Openarc Marine is developing a new approach to onboard generators for use when cruising under sail. Its new hydroelectric technology could have worldwide applications and help to eliminate reliance on fossil fuels for electricity generation at sea.

According to marine director, Mark Basham, prototype development is now under way, having proven the generator’s concept through pilot testing. Sea trials off Falmouth are scheduled for Spring 2022 and the product expected to launch in 2023.

Openarc Marine set out to overcome a number of key drawbacks with conventional systems that couple the turbine directly to the generator, making them drag sensitive and limited in range and output. The Openarc system has an intelligent coupling system able to control drag and open up a wider range of operation with higher energy yields.

“Our innovative system introduces a completely novel approach to hydro generation, where optimisation of energy conversion efficiency has been reduced in favour of controllability,” says Openarc Marine director, Jim Shields. “This has then been augmented by the use of a highly sophisticated control mechanism. This means that the new system can generate electricity at very low speeds, when other generators cannot. Because the amount of drag can be controlled, the user can choose to sacrifice speed to generate more electricity if they wish. This degree of control makes our product unique in the marketplace, creating a significant step forward for our industry.”

Based in Cornwall, Openarc Marine is focused on developing smart marine energy systems. It develops technologies which reduce and eliminate dependence on diesel and petrol fuelled electric generators, control energy collection and consumption, and harvest free energy from the sea.

Openarc Marine’s work has been supported by Marine-i which is part funded by the European Regional Development Fund.

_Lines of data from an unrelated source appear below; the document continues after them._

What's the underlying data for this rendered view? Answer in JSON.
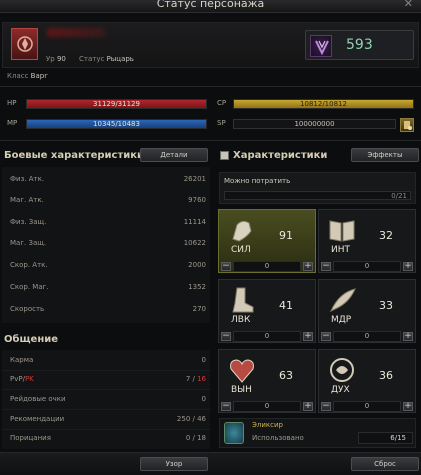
{
  "window": {
    "title": "Статус персонажа",
    "close": "✕"
  },
  "character": {
    "level_label": "Ур",
    "level": "90",
    "status_label": "Статус",
    "status": "Рыцарь",
    "class_label": "Класс",
    "class": "Варг",
    "power": "593"
  },
  "bars": {
    "hp_label": "HP",
    "hp_text": "31129/31129",
    "hp_fraction": 1.0,
    "mp_label": "MP",
    "mp_text": "10345/10483",
    "mp_fraction": 0.987,
    "cp_label": "CP",
    "cp_text": "10812/10812",
    "cp_fraction": 1.0,
    "sp_label": "SP",
    "sp_text": "100000000"
  },
  "combat": {
    "title": "Боевые характеристики",
    "details_button": "Детали",
    "rows": [
      {
        "label": "Физ. Атк.",
        "value": "26201"
      },
      {
        "label": "Маг. Атк.",
        "value": "9760"
      },
      {
        "label": "Физ. Защ.",
        "value": "11114"
      },
      {
        "label": "Маг. Защ.",
        "value": "10622"
      },
      {
        "label": "Скор. Атк.",
        "value": "2000"
      },
      {
        "label": "Скор. Маг.",
        "value": "1352"
      },
      {
        "label": "Скорость",
        "value": "270"
      }
    ]
  },
  "social": {
    "title": "Общение",
    "rows": [
      {
        "label": "Карма",
        "value": "0"
      },
      {
        "label_a": "PvP/",
        "label_b": "PK",
        "value_a": "7 / ",
        "value_b": "16"
      },
      {
        "label": "Рейдовые очки",
        "value": "0"
      },
      {
        "label": "Рекомендации",
        "value": "250 / 46"
      },
      {
        "label": "Порицания",
        "value": "0 / 18"
      }
    ]
  },
  "attributes": {
    "title": "Характеристики",
    "effects_button": "Эффекты",
    "spend_label": "Можно потратить",
    "spend_value": "0/21",
    "items": [
      {
        "abbr": "СИЛ",
        "value": "91",
        "alloc": "0",
        "icon": "fist-icon"
      },
      {
        "abbr": "ИНТ",
        "value": "32",
        "alloc": "0",
        "icon": "book-icon"
      },
      {
        "abbr": "ЛВК",
        "value": "41",
        "alloc": "0",
        "icon": "boot-icon"
      },
      {
        "abbr": "МДР",
        "value": "33",
        "alloc": "0",
        "icon": "feather-icon"
      },
      {
        "abbr": "ВЫН",
        "value": "63",
        "alloc": "0",
        "icon": "heart-icon"
      },
      {
        "abbr": "ДУХ",
        "value": "36",
        "alloc": "0",
        "icon": "spirit-icon"
      }
    ]
  },
  "elixir": {
    "name": "Эликсир",
    "used_label": "Использовано",
    "count": "6/15"
  },
  "footer": {
    "view_button": "Узор",
    "reset_button": "Сброс"
  }
}
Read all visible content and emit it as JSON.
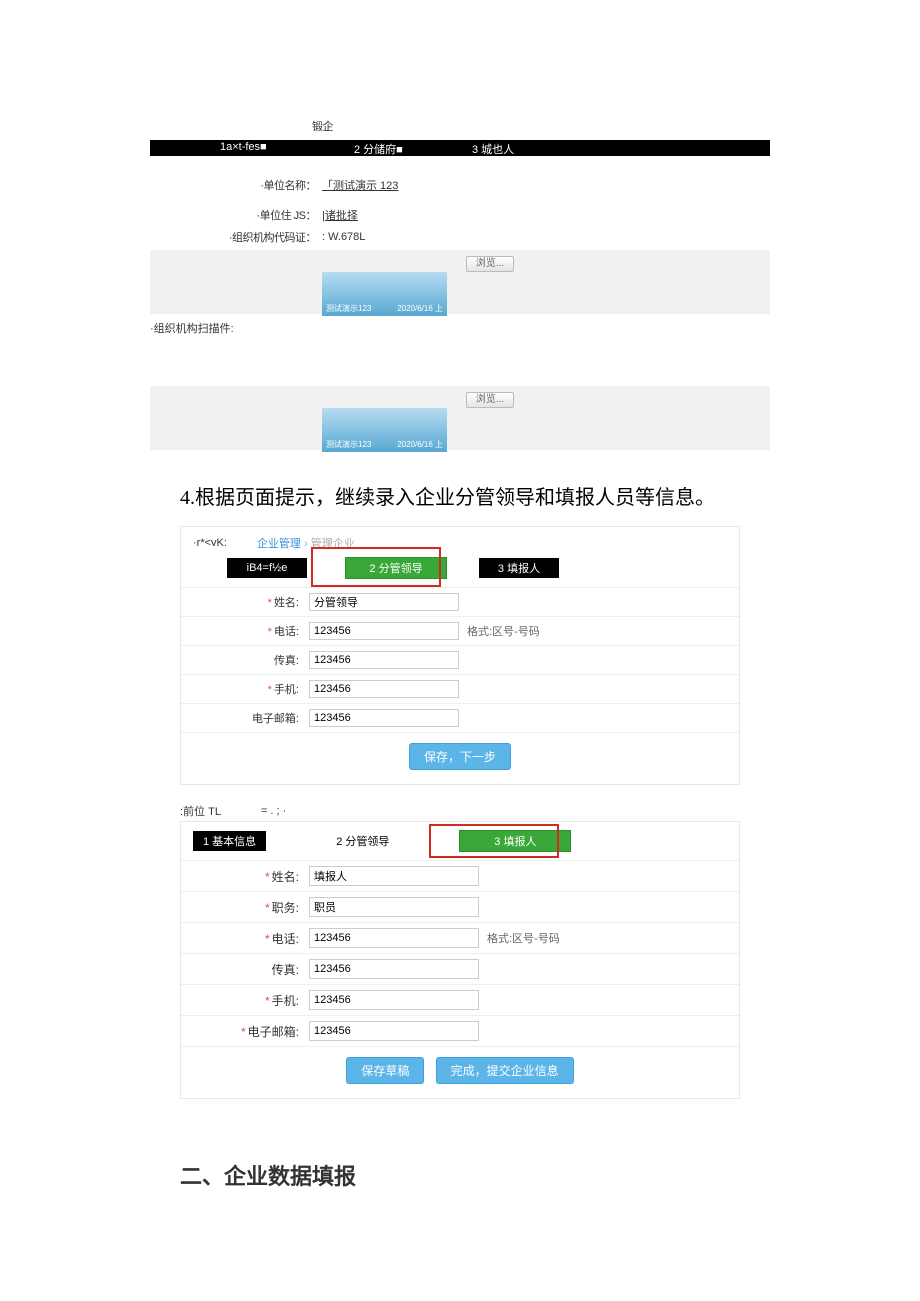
{
  "topCaption": "锻企",
  "bar1": {
    "t1": "1a×t-fes■",
    "t2": "2 分储府■",
    "t3": "3 城也人"
  },
  "formA": {
    "unitNameLabel": "·单位名称：",
    "unitNameValue": "「测试演示 123",
    "unitAddrLabel": "·单位住 JS：",
    "unitAddrValue": "|诸批择",
    "orgCodeLabel": "·组织机构代码证：",
    "orgCodeValue": ": W.678L"
  },
  "browse": "浏览...",
  "thumb": {
    "left": "测试演示123",
    "right": "2020/6/16 上"
  },
  "scanLabel": "·组织机构扫描件:",
  "bodyText": "4.根据页面提示，继续录入企业分管领导和填报人员等信息。",
  "panel1": {
    "headLeft": "·r*<vK:",
    "bcA": "企业管理",
    "bcSep": "›",
    "bcB": "管理企业",
    "tab1": "iB4=f½e",
    "tab2": "2 分管领导",
    "tab3": "3 填报人",
    "rows": {
      "name": {
        "label": "姓名:",
        "value": "分管领导"
      },
      "tel": {
        "label": "电话:",
        "value": "123456",
        "hint": "格式:区号-号码"
      },
      "fax": {
        "label": "传真:",
        "value": "123456"
      },
      "mob": {
        "label": "手机:",
        "value": "123456"
      },
      "email": {
        "label": "电子邮箱:",
        "value": "123456"
      }
    },
    "action": "保存，下一步"
  },
  "midHead": {
    "left": ":前位 TL",
    "mid": "= . ;   ·"
  },
  "panel2": {
    "tab1": "1 基本信息",
    "tab2": "2 分管领导",
    "tab3": "3 填报人",
    "rows": {
      "name": {
        "label": "姓名:",
        "value": "填报人"
      },
      "job": {
        "label": "职务:",
        "value": "职员"
      },
      "tel": {
        "label": "电话:",
        "value": "123456",
        "hint": "格式:区号-号码"
      },
      "fax": {
        "label": "传真:",
        "value": "123456"
      },
      "mob": {
        "label": "手机:",
        "value": "123456"
      },
      "email": {
        "label": "电子邮箱:",
        "value": "123456"
      }
    },
    "actionA": "保存草稿",
    "actionB": "完成，提交企业信息"
  },
  "h2": "二、企业数据填报",
  "star": "*"
}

Marine-i is designed to help the marine technology sector in Cornwall and the Isles of Scilly grow through harnessing the full potential of research and innovation. Thus, Openarc Marine engaged with Marine-i to get support in developing an operational prototype of the new system, including the build of a full size turbine.

Prof Lars Johanning, programme director for Marine-i, says: “This is a really exciting innovation from Openarc Marine, which will have global applications in the leisure sailing industry. This project has the potential to make Openarc Marine a world leader with its pioneering approach to hydroelectric generation.”